I searched the internet high and low, and researched day and night before I decided on making my first pressure canner purchase. I am still learning my way around the canning world as I have done some water bath canning previously, but I was really interested in getting into pressure canning for a number of reasons, but mostly because of Teenie's love of beans! Teenie is a super picky eater, the foods she WILL eat are pretty healthy (with the exception of vienna sausages) but her favorite thing in the world is bean and cheese burritos, with ketchup, yup...ketchup. I started cutting out a lot of processed foods awhile ago and have been making a pot beans from scratch about once a week. Then I pour them into containers and put them in a freezer. But when your kid eats beans for breakfast, lunch and dinner, it seems that I am always running out when I need them for a recipe, then I end up at the store buying more before the week is out. I tried making bigger batches but then I run out of freezer space, so pressure canning seemed to be the perfect option for me.
This video was very helpful in my research and ultimately, my decision. Presto vs All American comparison
Pressure canners seem to run any where from $100-500, I didn't want to pay too much but I didn't want to compromise quality either. I will admit the more expensive All American canners were very impressive with them not needing a gasket and all. They seem to get rave reviews and they are American made, which is fantastic! I was torn between two canners the Presto 23 quart and the All American 921, when I decided to look up comparisons online. It seems that both the Presto and the All American 921 (21.5 quart model). Both have large capacities the Presto holds up to 7 quart jars or up to 20 pints. The All American holds 7 quarts or up 19 pints. Both have features that I like, AA has a lid that you have to screw down. Presto has a lid that is faster to take off and on because it just turns and locks in place. The Presto canner is heavy, but the thick-walled AA weighs a ton, about twice the Presto. This is one of the biggest deciding factors for me. I just don't have the muscle to lug that thing out every time I need to can something. And I have a bad back. So the Presto won.
After doing a price search I found that Amazon had the 23 quart Presto for $79 with free shipping! Quite the bargain! I put in my order, and waited ever so patiently for it to arrive. It took about 3 weeks thanks to the Snowmaggedon on the east coast. It arrived safe and sound and I was so eager to can that I could hardly sleep!

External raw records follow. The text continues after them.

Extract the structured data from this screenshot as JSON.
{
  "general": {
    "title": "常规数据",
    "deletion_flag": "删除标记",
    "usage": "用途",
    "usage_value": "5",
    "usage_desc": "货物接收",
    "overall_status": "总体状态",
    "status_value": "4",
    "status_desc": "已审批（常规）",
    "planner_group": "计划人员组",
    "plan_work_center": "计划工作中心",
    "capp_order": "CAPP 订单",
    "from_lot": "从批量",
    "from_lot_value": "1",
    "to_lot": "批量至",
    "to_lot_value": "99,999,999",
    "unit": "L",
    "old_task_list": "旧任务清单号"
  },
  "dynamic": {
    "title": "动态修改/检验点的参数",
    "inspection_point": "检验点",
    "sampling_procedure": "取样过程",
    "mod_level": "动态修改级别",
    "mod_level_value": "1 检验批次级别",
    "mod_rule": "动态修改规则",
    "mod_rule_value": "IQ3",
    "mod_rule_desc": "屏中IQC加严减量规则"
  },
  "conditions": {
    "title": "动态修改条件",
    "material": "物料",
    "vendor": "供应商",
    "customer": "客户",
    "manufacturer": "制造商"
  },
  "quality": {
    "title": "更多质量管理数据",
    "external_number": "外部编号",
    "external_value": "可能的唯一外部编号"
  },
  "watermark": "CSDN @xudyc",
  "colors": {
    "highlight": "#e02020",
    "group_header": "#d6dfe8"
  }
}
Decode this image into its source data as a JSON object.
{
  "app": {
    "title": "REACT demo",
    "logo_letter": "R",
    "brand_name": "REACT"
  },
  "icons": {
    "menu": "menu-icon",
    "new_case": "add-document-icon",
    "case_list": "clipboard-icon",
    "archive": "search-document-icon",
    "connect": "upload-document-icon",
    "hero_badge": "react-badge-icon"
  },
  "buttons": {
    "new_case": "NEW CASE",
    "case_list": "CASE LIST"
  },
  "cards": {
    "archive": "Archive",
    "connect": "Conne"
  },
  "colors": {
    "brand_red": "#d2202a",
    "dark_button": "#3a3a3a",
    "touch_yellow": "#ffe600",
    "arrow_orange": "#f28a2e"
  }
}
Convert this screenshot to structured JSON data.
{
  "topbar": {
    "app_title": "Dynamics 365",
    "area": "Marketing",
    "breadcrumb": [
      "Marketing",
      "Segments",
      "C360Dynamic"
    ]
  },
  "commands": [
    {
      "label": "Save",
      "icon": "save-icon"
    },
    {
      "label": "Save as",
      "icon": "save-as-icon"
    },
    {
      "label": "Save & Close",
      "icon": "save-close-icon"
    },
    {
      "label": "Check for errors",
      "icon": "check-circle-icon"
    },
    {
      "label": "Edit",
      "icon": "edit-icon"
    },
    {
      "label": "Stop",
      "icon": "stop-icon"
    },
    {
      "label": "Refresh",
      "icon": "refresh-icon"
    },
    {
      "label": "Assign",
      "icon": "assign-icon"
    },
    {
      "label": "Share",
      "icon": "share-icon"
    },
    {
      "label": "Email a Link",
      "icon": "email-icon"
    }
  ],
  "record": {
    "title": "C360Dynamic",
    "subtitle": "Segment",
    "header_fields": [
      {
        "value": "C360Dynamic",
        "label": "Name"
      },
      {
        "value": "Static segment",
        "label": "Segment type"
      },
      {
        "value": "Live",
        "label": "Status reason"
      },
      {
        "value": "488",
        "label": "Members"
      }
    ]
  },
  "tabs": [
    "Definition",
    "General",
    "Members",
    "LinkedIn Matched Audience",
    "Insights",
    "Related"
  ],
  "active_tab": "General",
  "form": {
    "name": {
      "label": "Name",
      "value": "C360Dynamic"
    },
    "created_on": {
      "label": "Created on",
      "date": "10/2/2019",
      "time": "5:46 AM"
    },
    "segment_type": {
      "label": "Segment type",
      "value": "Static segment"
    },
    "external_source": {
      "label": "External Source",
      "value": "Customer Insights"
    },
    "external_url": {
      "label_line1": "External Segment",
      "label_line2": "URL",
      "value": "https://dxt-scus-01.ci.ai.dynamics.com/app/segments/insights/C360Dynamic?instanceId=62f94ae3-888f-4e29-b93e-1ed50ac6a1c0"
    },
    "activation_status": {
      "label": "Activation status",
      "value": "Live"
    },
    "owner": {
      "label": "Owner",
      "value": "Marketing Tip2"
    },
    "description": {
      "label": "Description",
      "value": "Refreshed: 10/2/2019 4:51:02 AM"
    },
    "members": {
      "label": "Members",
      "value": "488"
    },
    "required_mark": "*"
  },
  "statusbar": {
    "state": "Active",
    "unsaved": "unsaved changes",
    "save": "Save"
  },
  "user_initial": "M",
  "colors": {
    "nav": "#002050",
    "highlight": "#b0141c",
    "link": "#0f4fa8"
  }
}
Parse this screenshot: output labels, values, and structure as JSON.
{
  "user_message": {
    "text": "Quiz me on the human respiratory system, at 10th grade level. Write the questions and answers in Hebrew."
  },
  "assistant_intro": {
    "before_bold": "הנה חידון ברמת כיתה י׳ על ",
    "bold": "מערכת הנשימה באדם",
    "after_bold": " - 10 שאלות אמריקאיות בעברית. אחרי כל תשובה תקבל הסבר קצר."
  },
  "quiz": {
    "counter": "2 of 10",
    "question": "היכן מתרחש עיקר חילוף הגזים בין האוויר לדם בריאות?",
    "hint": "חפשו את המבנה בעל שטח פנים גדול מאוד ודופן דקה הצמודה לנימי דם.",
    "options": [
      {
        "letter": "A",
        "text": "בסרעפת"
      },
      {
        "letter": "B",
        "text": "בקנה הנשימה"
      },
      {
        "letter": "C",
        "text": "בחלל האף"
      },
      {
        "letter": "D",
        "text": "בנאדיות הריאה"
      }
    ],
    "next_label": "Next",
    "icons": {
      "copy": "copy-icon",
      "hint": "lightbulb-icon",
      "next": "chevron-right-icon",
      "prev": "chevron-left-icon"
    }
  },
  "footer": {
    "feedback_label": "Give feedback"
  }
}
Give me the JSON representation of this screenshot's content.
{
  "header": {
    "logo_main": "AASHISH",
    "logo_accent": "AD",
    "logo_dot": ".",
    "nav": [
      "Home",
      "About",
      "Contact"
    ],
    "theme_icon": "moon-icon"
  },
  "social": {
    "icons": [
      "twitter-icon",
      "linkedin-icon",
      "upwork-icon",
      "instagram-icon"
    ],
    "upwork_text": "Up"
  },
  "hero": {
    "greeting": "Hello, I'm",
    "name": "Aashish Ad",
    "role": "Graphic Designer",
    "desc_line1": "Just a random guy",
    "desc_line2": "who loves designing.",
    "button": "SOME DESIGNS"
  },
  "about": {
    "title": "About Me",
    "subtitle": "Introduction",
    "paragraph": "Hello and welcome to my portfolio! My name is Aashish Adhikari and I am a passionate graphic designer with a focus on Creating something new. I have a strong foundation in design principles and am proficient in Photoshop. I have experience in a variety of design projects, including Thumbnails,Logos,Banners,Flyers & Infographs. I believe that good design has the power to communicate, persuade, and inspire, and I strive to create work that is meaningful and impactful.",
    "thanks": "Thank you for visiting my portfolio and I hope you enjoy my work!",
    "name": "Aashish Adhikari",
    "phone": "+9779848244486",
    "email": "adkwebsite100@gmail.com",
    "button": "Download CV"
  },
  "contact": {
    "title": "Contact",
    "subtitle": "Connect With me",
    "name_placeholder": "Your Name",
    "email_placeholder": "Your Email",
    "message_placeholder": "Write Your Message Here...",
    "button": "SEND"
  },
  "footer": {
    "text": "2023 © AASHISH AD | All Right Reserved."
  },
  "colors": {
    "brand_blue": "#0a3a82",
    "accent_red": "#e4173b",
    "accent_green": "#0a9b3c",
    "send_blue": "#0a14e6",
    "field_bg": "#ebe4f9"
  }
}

After reading the instructions thoroughly and carefully about 5 times I felt confident enough to can. Kinda... My biggest fear being that I would blow up my house and the canner and my jars would explode and I would waste all my food. So I finally sucked it up and did it. It was much easier than I thought. Basic canning prep, then preparing the beans and filling the jars. After putting them in the canner it was pretty much just babysitting the thing so that it maintained the correct pressure. I did two batches and I am proud to say I didn't blow anything up. All of my jars look to have sealed properly and made the "pop" sound and everything. I can easily see myself canning everything in the house. EVERYTHING.
The dial gauge was easy to read and the instructions that came with the canner were clear and easy to follow. As for the cons, this pot has the capacity to double stack pint jars, but only came with one rack. The fact that the canner has gaskets doesn't bother me, but I wish I would have ordered an extra set, along with the extra rack with my pot. According to the guide they should be replaced every three years but I would hate to be in the middle of a canning session and have no replacement. So far, so good, it seems well made and I am hoping that it will last me a long time.